- **Record extracts**
-.-.-

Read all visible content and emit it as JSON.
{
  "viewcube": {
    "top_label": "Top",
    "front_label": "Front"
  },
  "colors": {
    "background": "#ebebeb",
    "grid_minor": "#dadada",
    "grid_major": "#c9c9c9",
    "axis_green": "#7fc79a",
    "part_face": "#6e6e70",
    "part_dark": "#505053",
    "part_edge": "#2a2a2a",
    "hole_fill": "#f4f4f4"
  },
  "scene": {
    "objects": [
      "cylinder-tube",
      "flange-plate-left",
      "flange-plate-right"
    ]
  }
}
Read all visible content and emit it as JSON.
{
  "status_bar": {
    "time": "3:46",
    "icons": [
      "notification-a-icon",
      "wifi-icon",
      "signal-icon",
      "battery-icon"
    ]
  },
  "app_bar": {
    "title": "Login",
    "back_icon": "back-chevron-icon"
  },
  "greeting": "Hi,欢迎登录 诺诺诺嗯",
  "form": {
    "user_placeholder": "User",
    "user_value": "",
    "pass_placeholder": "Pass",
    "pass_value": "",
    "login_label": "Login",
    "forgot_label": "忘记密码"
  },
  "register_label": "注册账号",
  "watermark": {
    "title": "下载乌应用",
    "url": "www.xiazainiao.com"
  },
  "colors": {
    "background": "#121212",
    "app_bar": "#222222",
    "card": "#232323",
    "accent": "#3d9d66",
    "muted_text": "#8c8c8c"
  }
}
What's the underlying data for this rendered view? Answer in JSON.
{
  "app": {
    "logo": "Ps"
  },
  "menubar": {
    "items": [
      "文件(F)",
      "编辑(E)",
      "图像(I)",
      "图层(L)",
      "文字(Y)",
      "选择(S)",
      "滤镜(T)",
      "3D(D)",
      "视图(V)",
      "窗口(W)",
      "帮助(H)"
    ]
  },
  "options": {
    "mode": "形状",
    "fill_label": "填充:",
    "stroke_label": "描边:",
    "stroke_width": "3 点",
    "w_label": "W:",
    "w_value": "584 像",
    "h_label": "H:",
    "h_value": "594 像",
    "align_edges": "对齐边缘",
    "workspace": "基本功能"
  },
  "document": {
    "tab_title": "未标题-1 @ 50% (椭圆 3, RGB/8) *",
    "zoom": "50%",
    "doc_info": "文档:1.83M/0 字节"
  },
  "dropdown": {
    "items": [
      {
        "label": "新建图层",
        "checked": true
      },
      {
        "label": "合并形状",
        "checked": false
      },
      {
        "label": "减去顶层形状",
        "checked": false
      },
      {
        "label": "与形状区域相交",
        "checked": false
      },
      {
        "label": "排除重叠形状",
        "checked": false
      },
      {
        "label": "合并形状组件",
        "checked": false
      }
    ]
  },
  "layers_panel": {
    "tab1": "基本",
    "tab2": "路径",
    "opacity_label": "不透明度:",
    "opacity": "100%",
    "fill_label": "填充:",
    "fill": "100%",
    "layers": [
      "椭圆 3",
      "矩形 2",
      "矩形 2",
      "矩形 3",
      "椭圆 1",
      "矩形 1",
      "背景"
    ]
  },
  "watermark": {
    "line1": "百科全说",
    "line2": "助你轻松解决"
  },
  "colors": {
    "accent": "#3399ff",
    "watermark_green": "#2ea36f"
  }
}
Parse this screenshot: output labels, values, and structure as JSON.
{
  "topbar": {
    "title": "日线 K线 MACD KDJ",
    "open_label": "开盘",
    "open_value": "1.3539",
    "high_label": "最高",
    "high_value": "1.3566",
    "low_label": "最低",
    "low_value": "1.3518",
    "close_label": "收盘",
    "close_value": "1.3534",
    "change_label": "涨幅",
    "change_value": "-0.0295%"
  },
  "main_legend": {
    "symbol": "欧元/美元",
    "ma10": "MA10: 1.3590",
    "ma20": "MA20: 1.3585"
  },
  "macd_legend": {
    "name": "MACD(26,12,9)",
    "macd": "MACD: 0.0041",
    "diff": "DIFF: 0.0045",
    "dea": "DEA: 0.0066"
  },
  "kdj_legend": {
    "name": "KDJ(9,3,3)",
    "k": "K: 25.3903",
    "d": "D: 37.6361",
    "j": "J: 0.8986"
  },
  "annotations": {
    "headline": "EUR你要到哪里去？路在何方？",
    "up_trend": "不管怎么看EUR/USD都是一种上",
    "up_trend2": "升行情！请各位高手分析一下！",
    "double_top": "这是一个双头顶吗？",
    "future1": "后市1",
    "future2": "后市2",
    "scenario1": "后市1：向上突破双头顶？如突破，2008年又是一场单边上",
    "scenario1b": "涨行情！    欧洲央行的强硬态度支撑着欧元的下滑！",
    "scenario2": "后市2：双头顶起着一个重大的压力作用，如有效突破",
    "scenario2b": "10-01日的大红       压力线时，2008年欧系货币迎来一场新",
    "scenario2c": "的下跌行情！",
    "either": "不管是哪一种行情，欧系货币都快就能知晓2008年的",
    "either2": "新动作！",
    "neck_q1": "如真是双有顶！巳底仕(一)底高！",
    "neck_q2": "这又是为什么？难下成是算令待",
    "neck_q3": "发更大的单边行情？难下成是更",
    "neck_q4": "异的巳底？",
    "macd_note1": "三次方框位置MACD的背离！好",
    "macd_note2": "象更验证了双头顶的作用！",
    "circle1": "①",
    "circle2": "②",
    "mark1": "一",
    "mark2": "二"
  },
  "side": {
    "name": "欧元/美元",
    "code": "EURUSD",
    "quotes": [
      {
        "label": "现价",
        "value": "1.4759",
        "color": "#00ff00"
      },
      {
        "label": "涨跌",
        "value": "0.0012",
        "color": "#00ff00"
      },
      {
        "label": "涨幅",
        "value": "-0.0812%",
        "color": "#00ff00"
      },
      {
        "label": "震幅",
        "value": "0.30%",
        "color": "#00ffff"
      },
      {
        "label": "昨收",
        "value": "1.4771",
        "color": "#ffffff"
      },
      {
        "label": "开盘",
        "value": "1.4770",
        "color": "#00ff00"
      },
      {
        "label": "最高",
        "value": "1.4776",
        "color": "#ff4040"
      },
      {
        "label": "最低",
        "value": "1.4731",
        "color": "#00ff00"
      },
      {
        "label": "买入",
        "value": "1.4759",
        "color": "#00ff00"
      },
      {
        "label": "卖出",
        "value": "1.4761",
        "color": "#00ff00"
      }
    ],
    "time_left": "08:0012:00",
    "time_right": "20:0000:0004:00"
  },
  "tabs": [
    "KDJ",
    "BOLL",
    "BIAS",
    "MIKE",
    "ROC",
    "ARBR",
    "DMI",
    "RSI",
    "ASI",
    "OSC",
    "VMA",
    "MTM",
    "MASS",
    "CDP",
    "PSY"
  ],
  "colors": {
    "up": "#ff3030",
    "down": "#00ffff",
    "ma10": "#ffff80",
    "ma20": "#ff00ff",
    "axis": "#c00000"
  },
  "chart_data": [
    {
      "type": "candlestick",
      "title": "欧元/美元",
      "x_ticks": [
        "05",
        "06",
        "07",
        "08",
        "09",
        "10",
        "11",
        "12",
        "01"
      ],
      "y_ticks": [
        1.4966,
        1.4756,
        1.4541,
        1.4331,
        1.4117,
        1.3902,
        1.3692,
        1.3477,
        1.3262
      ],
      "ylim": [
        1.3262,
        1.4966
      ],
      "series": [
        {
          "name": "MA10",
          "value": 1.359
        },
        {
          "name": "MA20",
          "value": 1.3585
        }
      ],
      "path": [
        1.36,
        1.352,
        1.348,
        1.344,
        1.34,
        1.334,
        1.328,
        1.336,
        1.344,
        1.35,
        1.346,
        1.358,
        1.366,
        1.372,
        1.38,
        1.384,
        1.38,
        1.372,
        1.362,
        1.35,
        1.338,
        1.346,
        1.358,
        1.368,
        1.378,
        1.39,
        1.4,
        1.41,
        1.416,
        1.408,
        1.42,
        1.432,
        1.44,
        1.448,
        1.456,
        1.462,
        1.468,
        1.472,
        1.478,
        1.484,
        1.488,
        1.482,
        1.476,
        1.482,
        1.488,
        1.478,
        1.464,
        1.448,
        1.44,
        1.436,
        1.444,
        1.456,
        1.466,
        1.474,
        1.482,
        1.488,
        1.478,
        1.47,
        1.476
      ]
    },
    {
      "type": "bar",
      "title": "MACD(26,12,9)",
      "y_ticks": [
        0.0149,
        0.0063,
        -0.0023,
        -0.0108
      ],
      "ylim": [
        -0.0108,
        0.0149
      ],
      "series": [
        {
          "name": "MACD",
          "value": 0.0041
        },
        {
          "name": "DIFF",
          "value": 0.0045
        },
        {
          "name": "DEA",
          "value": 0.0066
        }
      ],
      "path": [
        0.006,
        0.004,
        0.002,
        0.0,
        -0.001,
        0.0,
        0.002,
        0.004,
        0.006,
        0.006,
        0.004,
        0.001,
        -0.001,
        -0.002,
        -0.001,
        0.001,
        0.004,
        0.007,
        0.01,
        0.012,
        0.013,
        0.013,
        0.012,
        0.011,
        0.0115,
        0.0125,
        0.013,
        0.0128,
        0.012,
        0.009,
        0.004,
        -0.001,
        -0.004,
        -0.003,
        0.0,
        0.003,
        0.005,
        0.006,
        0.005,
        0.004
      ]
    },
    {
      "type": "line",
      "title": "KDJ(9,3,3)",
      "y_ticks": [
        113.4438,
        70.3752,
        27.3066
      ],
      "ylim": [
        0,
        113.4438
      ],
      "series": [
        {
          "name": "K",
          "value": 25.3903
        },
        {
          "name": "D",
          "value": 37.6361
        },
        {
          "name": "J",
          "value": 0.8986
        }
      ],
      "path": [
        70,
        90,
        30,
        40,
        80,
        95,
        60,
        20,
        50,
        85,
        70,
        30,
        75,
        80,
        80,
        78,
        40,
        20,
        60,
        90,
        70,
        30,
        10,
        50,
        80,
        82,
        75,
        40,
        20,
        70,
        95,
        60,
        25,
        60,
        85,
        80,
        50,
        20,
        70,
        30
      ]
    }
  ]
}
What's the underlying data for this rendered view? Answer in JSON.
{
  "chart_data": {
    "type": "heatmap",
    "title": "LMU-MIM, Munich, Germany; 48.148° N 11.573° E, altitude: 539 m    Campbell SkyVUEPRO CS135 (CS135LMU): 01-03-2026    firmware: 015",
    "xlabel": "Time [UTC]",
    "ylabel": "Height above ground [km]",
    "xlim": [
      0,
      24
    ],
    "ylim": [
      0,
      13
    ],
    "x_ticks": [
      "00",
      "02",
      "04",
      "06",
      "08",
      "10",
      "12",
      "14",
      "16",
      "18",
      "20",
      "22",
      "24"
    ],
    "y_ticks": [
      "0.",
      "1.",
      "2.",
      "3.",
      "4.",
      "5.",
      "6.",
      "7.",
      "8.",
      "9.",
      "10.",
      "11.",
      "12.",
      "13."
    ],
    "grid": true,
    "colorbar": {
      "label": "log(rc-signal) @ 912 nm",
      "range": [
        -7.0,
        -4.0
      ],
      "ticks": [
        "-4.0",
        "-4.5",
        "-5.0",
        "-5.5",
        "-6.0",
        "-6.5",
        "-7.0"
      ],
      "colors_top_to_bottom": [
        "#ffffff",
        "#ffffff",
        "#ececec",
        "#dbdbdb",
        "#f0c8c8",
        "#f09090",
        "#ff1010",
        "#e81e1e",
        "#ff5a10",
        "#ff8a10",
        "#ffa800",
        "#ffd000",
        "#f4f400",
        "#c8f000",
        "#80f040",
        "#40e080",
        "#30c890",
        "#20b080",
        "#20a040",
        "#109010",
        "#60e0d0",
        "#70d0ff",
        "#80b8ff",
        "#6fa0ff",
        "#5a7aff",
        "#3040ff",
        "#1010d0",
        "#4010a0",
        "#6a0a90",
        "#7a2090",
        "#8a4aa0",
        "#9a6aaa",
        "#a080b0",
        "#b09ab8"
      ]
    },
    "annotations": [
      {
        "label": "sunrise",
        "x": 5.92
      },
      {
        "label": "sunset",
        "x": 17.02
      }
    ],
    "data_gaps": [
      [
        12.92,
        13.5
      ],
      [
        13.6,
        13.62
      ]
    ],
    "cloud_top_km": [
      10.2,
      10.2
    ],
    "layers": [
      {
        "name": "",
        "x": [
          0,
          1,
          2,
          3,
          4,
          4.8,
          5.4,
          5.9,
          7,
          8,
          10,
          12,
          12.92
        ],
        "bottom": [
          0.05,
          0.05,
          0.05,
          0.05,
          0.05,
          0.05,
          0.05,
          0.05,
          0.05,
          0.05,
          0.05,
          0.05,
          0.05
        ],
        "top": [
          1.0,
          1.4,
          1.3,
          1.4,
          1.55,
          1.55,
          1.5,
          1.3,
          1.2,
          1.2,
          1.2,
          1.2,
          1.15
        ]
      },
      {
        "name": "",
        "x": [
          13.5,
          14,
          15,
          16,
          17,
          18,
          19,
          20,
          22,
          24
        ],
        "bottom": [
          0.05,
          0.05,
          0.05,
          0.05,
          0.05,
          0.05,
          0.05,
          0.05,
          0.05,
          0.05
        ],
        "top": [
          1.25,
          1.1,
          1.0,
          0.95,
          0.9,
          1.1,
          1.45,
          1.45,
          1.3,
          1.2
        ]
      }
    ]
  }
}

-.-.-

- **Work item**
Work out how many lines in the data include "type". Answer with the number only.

- **Task answer**
4